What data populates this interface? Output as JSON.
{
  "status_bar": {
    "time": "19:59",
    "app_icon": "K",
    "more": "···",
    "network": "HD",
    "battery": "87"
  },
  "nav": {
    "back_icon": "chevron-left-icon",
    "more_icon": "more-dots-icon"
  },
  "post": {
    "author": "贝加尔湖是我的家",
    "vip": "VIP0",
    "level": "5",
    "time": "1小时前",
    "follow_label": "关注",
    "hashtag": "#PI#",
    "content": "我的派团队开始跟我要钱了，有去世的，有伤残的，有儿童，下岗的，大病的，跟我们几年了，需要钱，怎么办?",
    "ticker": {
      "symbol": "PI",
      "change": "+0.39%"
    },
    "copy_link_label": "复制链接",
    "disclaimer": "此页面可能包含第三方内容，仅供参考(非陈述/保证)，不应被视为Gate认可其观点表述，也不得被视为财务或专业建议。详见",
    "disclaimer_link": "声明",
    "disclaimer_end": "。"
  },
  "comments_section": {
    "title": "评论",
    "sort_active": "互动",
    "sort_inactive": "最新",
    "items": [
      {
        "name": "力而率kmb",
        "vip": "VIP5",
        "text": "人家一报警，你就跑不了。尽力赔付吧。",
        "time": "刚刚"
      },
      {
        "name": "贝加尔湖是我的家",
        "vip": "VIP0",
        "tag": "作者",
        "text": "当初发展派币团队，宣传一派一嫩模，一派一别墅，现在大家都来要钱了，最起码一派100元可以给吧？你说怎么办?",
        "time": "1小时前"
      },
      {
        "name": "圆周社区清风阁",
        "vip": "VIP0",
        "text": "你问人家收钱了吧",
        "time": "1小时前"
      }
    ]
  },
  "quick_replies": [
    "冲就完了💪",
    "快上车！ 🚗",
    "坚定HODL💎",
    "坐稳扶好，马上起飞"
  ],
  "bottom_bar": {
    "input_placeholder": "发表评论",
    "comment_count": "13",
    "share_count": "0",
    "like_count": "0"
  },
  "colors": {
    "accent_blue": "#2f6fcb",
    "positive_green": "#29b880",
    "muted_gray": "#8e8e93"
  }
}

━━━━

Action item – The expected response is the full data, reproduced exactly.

Answer area –
What data populates this interface? Output as JSON.
{
  "status_bar": {
    "time": "19:59",
    "app_icon": "K",
    "more": "···",
    "network": "HD",
    "battery": "87"
  },
  "nav": {
    "back_icon": "chevron-left-icon",
    "more_icon": "more-dots-icon"
  },
  "post": {
    "author": "贝加尔湖是我的家",
    "vip": "VIP0",
    "level": "5",
    "time": "1小时前",
    "follow_label": "关注",
    "hashtag": "#PI#",
    "content": "我的派团队开始跟我要钱了，有去世的，有伤残的，有儿童，下岗的，大病的，跟我们几年了，需要钱，怎么办?",
    "ticker": {
      "symbol": "PI",
      "change": "+0.39%"
    },
    "copy_link_label": "复制链接",
    "disclaimer": "此页面可能包含第三方内容，仅供参考(非陈述/保证)，不应被视为Gate认可其观点表述，也不得被视为财务或专业建议。详见",
    "disclaimer_link": "声明",
    "disclaimer_end": "。"
  },
  "comments_section": {
    "title": "评论",
    "sort_active": "互动",
    "sort_inactive": "最新",
    "items": [
      {
        "name": "力而率kmb",
        "vip": "VIP5",
        "text": "人家一报警，你就跑不了。尽力赔付吧。",
        "time": "刚刚"
      },
      {
        "name": "贝加尔湖是我的家",
        "vip": "VIP0",
        "tag": "作者",
        "text": "当初发展派币团队，宣传一派一嫩模，一派一别墅，现在大家都来要钱了，最起码一派100元可以给吧？你说怎么办?",
        "time": "1小时前"
      },
      {
        "name": "圆周社区清风阁",
        "vip": "VIP0",
        "text": "你问人家收钱了吧",
        "time": "1小时前"
      }
    ]
  },
  "quick_replies": [
    "冲就完了💪",
    "快上车！ 🚗",
    "坚定HODL💎",
    "坐稳扶好，马上起飞"
  ],
  "bottom_bar": {
    "input_placeholder": "发表评论",
    "comment_count": "13",
    "share_count": "0",
    "like_count": "0"
  },
  "colors": {
    "accent_blue": "#2f6fcb",
    "positive_green": "#29b880",
    "muted_gray": "#8e8e93"
  }
}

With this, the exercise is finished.